Pronunciation, an·noy, Key (a-noi) v. an·noyed, an·noy·ing, an·noys ...

To cause slight irritation (to another) by troublesome, often repeated acts....

To harass or disturb by repeated attacks....troubled persistently especially with petty annoyances. v. - To be annoying Annoy refers to mild disturbance caused by an act that tries one's patience.

The Anatolian Shepherd might be thinking "This long white fur coat AnOyes me".... while the Samoyed might feel "AnOyed" by the large droopy jowls hanging from the head that appears on my shoulders". (That's understandable).

The Anatolian Shepherd can trace it's lineage to the Anatolian Plateau in Turkey. Also known as a Goban Kopegi or Karabash. This is an ancient working dog breed, and served to protect livestock and shepherds from predators.

Socialization is an on going necessity with this breed. They are fiercely loyal and very possessive with family, property and livestock. They are not easily intimidated and the simplest rule of thumb is, "don't mess with them".... period. Living and working outdoors in harsh climates contribute to the hardiness of this sturdy breed. (This might explain why they are a bit like a bull in a china shop when kept in an apartment or similar confined area; things can, and do, get broken and bent).

The Samoyed is also a working dog with an impressive record of working in Arctic conditions while performing the most demanding of tasks. In many ways, their temperament is the opposite of the Anatolian's, in that they are known as gentle, friendly, and trusting, thus unlikely to make a good guard dog.

It's not a good idea to keep them inside, though, as they are known to eat entire homes if left alone to long. (Even an hour can be surprisingly costly). Their tendency to bark will drive neighbors to insanity too. What's really interesting is when these two breeds breed.

From the Anatolian's point of view, having to wear a long coat of fine silky white fur is akin to a longshoreman being forced to wear a dress to a union meeting.

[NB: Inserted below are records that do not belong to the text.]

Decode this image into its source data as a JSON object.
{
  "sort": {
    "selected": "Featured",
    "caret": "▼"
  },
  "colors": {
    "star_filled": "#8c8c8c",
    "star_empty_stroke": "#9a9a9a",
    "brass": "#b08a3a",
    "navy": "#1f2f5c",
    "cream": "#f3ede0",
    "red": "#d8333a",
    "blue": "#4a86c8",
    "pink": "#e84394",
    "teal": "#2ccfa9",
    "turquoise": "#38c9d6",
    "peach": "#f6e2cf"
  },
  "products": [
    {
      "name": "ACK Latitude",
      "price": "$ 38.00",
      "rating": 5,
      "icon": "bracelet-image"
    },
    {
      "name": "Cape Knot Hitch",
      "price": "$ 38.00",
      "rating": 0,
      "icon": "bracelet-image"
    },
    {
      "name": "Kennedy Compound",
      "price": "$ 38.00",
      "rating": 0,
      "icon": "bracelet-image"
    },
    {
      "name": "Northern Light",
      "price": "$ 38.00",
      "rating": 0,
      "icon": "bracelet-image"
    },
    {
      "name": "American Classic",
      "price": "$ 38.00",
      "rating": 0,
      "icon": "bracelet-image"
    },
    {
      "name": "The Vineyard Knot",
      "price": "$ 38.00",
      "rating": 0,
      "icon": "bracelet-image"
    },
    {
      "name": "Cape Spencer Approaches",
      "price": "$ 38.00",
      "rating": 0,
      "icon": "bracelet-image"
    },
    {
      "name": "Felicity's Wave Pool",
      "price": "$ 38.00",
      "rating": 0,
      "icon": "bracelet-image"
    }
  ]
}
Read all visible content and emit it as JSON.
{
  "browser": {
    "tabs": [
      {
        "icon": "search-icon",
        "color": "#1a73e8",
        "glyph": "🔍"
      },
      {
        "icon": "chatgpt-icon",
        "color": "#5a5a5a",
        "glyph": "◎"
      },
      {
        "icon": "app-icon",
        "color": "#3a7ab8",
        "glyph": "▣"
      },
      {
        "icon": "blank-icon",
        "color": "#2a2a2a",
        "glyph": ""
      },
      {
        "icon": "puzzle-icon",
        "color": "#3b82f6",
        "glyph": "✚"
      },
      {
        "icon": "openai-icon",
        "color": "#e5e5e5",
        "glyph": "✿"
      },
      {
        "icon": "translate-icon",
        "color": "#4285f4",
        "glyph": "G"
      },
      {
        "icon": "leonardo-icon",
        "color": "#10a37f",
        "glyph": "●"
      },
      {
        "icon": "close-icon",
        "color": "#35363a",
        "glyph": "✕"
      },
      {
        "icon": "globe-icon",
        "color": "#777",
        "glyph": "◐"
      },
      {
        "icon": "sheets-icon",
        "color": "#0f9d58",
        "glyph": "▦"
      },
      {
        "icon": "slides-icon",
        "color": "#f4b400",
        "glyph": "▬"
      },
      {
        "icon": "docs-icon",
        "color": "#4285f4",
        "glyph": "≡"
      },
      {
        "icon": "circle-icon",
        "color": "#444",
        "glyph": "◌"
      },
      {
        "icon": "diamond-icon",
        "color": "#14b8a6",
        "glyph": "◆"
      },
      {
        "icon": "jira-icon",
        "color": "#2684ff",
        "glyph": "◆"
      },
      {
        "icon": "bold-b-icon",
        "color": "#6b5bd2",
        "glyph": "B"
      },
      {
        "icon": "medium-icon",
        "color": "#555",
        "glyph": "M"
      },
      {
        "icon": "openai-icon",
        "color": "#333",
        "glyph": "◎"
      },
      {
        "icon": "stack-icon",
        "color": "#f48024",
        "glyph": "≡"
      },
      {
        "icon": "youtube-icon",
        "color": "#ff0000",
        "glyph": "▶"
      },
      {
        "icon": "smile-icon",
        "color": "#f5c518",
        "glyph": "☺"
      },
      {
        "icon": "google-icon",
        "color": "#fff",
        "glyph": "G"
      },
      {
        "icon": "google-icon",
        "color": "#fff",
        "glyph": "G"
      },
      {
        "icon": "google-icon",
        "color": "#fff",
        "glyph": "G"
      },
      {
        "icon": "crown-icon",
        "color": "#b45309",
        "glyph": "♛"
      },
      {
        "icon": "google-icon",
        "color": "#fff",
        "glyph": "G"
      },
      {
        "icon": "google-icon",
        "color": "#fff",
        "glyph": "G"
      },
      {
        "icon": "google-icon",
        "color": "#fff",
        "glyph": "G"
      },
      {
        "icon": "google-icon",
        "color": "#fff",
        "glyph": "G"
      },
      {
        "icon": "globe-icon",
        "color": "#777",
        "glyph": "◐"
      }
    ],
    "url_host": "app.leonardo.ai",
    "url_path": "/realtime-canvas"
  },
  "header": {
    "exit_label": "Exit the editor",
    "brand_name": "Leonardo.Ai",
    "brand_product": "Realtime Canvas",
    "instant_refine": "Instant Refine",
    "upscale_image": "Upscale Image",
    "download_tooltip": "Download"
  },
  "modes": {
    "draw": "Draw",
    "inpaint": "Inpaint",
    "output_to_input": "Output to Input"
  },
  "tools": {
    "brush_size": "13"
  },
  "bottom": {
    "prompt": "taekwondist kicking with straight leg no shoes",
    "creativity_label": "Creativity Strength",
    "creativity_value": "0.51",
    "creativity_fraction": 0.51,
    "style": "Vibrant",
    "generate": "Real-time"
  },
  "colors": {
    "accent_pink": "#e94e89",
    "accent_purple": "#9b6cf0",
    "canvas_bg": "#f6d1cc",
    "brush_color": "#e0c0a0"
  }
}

The Samoyed is annoyed to pass a window or a mirror and come face to face with that face facing them. Then, blend the basic temperaments, and the AnOyed must feel like being trapped in a never ending "change of life" cycle. Bipolar doesn't mean they've worked in more than one polar region.

As a final note, I will try to explain, in understandable terms, the how and why, the pro and con, yes and no and even the yea and nay of the concept of this particular segment of the "Rare Breeds" addition to the worlds canine gene pool. The Anatolian Shepherd & Samoyed phenomenon, although a difficult concept to understand, (especially to cat lovers), can be explained and much better understood, in simpler terms.

Natures natural neutering need not be necessary, or even needed, by this AnOyed network of breeders. Necessity never negates the newfangled novel approaches to "one upping" the normally numerous numbers of breeders meeting neurotic new demands for noteworthy newborn canines necessary to negate the overwhelming demand and neutralize the never ending numerous numbers of naysayers.

I wouldn't want you to become AnOyed, so that is the last word on the subject.

- Joe Satterwhite -